PROMPT:
Report every line of the data where the string "Steinberg" appears.
━━━━━ ENTRIES SHOWN ━━━━━
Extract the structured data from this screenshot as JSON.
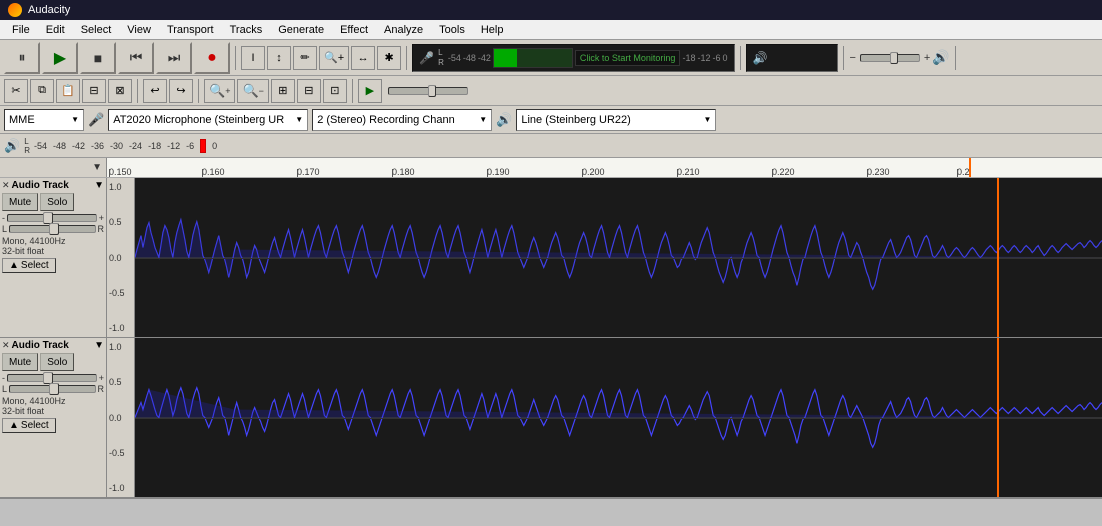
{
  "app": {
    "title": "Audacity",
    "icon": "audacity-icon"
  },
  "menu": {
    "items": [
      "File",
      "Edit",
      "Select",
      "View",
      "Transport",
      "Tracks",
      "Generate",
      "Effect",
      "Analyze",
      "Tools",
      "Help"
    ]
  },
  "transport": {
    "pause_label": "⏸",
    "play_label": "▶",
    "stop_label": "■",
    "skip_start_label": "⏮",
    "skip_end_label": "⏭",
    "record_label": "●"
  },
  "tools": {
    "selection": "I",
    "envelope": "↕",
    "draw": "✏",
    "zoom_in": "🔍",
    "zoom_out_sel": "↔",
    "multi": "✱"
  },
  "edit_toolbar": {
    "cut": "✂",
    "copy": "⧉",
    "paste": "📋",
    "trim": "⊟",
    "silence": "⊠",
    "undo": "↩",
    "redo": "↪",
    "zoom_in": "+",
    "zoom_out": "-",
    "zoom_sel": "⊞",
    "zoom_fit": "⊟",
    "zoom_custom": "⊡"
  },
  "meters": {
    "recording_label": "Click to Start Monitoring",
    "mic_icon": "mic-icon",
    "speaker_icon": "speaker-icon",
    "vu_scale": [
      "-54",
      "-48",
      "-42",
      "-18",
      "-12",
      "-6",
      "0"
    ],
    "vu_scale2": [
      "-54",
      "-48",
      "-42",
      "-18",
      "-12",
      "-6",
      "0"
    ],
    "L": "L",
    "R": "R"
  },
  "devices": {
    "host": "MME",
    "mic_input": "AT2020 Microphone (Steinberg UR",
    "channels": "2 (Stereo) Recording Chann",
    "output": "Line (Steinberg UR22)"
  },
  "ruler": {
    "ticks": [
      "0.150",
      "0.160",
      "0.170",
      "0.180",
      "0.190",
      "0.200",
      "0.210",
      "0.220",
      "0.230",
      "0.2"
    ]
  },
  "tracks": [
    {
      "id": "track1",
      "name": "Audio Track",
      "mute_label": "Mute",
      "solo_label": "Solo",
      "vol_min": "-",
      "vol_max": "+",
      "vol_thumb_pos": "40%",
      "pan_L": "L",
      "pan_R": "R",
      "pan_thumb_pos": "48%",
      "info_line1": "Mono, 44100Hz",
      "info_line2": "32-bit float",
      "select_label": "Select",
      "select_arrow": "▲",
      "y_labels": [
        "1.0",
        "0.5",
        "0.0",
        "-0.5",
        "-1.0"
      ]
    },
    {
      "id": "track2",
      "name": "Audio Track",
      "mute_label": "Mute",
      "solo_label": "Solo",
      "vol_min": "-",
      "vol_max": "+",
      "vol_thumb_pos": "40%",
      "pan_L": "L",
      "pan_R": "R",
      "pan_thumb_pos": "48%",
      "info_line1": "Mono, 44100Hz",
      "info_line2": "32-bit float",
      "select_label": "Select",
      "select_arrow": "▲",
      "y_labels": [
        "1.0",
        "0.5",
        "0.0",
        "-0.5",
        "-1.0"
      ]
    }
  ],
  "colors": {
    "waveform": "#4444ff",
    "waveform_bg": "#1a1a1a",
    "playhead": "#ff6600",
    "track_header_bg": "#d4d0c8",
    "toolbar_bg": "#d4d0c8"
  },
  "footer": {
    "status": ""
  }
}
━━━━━
TASK ANSWER:
    "mic_input": "AT2020 Microphone (Steinberg UR",
    "output": "Line (Steinberg UR22)"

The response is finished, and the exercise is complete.